Lasitskene hopes to still feature at next year’s Olympics. (Reuters pic)

PARIS: World Athletics announced on Thursday the provisional suspension of the process of allowing Russian athletes to return to competition after the country’s athletics federation (RusAF) failed to pay a fine for breaking doping rules.

RusAF had until July 1 to send the global body a US$5 million fine and US$1.31 million in other costs following accusations they had helped 2017 world high jump silver medallist Danil Lysenko avoid a sanction for failing to comply with anti-doping measures.

On Wednesday, RusAF’s president Yevgeny Yurchenko, appointed in February, said they had been unable to send the funds due to a lack of resources linked to the coronavirus pandemic.

“We recognise these are difficult times, but we are very disappointed by the lack of progress made by RusAF in terms of the requirements set in March,” World Athletics president Sebastian Coe said.

“The serious allegations of breaching the anti-doping rules resulted in a new RusAF administration and we had assurances and hoped that change was on its way.”

“RusAF are letting their athletes down badly. The terms of payment of the fine and costs were clear and unchallenged by RusAF at the time so this issue will now need to return to council at the end of July,” he added.

In statement quoted by Russian news agencies, three-time high jump world champion Maria Lasitskene said that she couldn’t rule out her “departure from the national team”.

“I am tired from this chaos that has been happening over the last five years, the impunity and inaction by the leaders of our sport who do not defend clean athletes as they must,” she said.

Last November, World Athletics had frozen the process before allowing 10 Russian athletes to compete at the Tokyo Olympics in exchange for the fine being paid.

A month later the World Anti-Doping Agency banned Russia from global sporting events, including the next two Olympics and the 2022 World Cup, accusing Moscow of falsifying data.
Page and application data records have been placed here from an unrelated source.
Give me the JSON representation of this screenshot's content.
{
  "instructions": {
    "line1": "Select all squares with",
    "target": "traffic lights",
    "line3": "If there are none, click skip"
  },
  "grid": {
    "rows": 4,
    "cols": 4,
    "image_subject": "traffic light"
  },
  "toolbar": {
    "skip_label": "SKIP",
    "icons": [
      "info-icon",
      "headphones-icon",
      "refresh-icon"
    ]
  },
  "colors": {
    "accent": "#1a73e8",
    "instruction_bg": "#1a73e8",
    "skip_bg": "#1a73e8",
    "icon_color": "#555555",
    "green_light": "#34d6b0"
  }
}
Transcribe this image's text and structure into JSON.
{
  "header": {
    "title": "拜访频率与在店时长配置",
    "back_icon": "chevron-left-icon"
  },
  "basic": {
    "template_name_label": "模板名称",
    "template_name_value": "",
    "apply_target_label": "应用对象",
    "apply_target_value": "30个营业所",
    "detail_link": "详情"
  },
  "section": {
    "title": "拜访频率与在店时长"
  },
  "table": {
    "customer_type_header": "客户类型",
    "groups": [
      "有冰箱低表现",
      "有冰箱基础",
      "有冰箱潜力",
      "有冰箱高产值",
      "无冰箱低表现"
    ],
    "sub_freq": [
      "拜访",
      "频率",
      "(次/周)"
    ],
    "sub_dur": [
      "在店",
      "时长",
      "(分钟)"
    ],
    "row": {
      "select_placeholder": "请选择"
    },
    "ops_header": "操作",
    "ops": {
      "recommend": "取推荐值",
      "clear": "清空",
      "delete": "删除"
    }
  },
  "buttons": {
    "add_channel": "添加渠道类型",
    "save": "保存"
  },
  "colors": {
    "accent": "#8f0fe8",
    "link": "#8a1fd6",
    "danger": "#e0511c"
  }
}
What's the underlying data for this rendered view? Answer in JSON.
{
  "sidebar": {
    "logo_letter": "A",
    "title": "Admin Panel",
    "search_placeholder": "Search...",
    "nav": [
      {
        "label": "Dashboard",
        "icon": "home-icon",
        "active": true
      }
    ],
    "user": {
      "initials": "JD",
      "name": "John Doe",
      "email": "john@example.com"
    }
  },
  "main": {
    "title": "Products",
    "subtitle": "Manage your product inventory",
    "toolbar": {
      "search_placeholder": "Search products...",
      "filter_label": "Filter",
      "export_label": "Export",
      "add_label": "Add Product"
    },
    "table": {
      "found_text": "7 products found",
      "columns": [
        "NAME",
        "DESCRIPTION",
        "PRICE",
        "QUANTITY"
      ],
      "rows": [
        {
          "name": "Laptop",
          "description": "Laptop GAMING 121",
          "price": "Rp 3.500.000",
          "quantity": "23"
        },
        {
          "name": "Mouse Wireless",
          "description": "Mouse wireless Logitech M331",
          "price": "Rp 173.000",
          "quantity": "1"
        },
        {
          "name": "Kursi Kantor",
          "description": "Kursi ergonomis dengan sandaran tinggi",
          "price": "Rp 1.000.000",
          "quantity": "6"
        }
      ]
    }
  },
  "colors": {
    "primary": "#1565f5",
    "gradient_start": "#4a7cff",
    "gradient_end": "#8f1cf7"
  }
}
Lasitskene, Sergey Shubenkov and Anzhelika Sidorova last week spoke with the country’s President Vladimir Putin about the situation and called on him to act so they could feature at next year’s Olympics.

“Shame, almost 5 years, and we are back in the same place,” 2019 pole vault world champion Sidorova said on Instagram later on Thursday.

“Sometimes I just want to shake off all this dirt, into which we are dipped endlessly, go into the sunset and never have anything to do with this sport again.”

Russia has been fighting for readmission to World Athletics since it was banned in 2015 over repeated doping scandals.

The country’s track and field athletes and others from different disciplines missed the 2016 Olympic Games over the ban and “Authorised Neutral Athletes” have competed at world and European championships since then.

World Athletics will review the situation at a meeting on July 29-30 to ensure the body is not incurring additional costs that may not be reimbursed.